Look up “lovable rogue” in the encyclopedia and you won’t find a picture of former boxer Stanley Dance. Partly because Stan is the sort of rogue who is smart enough not to get his picture taken and partly because he’s not exactly lovable. In fact, a lifetime of petty crime and broken promises have pretty much driven everyone who mattered – friends and family – out of Stan’s life.
In fact, Stan was just about to keep his first promise – a promise to himself that he’d blow his brains out once his luck had finally run out. Luckily, a timely phone call delayed Stan’s suicide and facilitated his return to Las Vegas.
Stan’s past misdeeds pretty much ran him out of Sin City. Still, while Stan isn’t much for keeping promises, he does pay his debts. Particularly when those debts are owed to a theater owner named Betsy, for whom Stan’s always carried a flame.

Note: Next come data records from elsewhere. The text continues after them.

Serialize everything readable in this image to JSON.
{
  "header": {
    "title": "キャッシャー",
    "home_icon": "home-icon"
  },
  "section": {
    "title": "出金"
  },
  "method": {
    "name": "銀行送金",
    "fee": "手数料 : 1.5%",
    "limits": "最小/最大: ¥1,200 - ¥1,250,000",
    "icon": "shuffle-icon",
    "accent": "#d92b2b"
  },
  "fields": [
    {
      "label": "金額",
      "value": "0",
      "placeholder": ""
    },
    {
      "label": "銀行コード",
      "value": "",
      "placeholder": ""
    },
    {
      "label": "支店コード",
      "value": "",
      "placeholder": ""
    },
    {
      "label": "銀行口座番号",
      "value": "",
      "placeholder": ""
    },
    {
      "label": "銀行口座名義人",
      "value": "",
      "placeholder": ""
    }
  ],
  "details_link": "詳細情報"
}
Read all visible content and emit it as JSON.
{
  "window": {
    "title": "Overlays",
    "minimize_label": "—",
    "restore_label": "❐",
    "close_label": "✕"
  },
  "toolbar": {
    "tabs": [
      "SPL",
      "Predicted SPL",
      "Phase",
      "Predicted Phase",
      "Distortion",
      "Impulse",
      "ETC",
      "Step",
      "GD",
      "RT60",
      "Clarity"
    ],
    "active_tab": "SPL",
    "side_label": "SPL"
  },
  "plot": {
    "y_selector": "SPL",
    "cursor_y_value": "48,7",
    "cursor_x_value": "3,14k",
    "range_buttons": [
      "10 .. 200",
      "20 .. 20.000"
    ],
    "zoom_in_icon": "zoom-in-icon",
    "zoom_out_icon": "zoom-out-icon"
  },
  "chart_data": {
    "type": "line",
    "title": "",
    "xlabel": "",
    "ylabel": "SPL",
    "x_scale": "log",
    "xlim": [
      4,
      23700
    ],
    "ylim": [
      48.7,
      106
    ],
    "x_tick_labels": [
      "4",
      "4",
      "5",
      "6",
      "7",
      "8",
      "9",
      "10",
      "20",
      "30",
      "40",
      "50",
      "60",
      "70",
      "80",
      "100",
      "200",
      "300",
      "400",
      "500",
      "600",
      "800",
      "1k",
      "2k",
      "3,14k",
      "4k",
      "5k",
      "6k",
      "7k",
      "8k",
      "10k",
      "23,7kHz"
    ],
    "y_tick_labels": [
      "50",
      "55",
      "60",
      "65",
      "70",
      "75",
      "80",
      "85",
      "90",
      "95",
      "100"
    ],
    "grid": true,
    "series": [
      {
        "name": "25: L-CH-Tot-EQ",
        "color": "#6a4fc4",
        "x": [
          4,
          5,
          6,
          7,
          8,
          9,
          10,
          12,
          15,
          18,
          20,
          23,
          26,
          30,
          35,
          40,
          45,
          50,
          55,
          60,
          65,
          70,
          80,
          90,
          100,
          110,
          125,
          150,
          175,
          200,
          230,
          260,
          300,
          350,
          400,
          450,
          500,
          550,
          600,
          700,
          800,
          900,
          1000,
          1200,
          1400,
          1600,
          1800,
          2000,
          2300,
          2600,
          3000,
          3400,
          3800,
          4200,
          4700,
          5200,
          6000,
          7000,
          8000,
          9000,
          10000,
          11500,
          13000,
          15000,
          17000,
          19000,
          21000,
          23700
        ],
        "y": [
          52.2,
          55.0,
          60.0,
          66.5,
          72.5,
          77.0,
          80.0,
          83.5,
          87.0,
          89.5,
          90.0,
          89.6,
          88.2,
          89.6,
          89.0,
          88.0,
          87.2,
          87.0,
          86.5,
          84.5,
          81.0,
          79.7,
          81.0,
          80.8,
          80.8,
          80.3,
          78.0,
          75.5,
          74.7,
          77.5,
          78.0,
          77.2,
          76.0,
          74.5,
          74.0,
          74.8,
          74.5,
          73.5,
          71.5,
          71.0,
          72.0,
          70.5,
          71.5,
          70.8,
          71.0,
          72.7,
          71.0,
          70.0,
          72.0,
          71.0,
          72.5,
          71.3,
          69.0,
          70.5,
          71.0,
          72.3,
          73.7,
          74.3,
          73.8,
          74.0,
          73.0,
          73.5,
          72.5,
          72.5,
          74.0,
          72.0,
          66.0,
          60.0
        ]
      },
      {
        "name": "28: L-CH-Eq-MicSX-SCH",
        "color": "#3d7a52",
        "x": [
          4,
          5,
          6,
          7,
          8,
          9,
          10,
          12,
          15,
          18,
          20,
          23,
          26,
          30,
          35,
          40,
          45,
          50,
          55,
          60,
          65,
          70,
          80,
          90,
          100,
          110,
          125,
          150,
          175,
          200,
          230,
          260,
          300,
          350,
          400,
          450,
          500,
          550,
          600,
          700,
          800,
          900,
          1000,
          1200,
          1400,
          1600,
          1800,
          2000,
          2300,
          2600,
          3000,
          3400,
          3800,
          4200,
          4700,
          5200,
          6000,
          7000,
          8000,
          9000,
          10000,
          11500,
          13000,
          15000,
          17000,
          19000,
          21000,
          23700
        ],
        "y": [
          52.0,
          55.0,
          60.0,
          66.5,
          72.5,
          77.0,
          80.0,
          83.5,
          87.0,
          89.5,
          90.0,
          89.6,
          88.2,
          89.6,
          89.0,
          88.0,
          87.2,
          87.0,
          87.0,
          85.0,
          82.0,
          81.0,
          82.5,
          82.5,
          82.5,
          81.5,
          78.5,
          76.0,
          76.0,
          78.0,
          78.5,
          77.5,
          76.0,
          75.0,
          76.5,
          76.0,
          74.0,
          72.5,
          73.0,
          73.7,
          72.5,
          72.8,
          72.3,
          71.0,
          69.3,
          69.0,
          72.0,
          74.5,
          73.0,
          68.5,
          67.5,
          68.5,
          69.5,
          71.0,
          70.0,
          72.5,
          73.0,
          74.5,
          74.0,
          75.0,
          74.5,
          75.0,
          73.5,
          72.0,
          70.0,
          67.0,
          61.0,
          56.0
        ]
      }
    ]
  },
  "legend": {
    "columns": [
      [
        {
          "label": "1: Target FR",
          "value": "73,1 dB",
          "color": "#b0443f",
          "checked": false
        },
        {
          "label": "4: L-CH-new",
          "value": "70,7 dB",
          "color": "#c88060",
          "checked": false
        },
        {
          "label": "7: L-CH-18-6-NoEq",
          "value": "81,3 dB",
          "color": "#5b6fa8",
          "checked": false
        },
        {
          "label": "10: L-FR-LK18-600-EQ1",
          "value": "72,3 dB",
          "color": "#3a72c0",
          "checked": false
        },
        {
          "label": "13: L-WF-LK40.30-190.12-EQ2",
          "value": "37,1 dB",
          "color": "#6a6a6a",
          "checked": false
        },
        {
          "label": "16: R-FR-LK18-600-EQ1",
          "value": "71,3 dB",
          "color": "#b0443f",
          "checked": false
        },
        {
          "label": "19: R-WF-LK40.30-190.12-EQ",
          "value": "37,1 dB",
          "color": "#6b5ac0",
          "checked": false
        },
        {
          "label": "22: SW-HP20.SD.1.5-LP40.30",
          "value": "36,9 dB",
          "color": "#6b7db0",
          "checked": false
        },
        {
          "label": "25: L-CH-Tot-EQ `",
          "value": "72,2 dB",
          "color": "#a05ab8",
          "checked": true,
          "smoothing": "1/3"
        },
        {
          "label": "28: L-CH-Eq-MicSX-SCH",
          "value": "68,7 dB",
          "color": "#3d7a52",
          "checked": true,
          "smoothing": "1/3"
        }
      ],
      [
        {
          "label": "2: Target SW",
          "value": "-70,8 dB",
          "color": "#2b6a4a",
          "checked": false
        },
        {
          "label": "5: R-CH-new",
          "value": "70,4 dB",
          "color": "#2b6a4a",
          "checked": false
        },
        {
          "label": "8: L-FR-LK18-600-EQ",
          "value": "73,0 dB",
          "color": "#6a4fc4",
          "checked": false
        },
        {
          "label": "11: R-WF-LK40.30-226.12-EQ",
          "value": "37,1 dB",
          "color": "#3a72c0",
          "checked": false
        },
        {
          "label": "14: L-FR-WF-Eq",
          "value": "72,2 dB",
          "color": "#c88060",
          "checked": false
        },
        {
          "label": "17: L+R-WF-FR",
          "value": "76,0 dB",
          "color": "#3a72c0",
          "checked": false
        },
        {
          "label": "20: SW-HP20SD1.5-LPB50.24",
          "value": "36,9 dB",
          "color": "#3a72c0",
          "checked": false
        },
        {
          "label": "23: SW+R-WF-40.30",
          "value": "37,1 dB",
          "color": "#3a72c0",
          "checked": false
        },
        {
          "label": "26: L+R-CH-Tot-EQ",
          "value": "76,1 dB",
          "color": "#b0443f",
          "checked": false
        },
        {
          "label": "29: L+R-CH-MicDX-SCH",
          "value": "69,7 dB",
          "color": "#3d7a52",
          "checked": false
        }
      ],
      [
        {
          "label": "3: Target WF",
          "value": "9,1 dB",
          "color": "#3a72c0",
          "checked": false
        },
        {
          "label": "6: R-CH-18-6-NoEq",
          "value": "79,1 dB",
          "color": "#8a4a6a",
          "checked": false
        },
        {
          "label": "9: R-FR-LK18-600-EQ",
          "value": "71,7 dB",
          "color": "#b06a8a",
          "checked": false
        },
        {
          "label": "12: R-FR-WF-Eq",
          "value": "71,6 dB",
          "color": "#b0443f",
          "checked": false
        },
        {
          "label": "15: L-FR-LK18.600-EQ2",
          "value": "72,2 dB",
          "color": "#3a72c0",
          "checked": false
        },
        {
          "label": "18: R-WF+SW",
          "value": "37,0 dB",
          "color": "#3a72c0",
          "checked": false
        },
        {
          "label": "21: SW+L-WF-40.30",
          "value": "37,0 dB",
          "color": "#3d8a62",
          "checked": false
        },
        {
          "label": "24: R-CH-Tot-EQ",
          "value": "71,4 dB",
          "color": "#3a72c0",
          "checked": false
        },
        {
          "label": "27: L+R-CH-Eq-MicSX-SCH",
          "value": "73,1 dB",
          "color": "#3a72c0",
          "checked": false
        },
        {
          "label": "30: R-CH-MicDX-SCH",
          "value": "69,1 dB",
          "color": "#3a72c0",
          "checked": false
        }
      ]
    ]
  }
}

Betsy’s burlesque performer daughter is being head-hunted by a casino owner with whom Stan has some history. Bad history. Naturally Stan has a plan to get him out of Betsy’s way but it will require him getting back into the ring for one last match…
With gritty artwork and a smart script, Slots puts a new spin on the classic story of the fixer going for one more score. I’m not certain that Dan Panosian (Conan/Red Sonja) intentionally designed Stanley Dance to look a little like Bruce Willis, but the characterization put me in mind of him – a seedier David Addison ala Randy Robinson from The Wrestler. Whatever the inspiration, fans of Panosian’s previous work and heist epics won’t be gambling much if they play these Slots.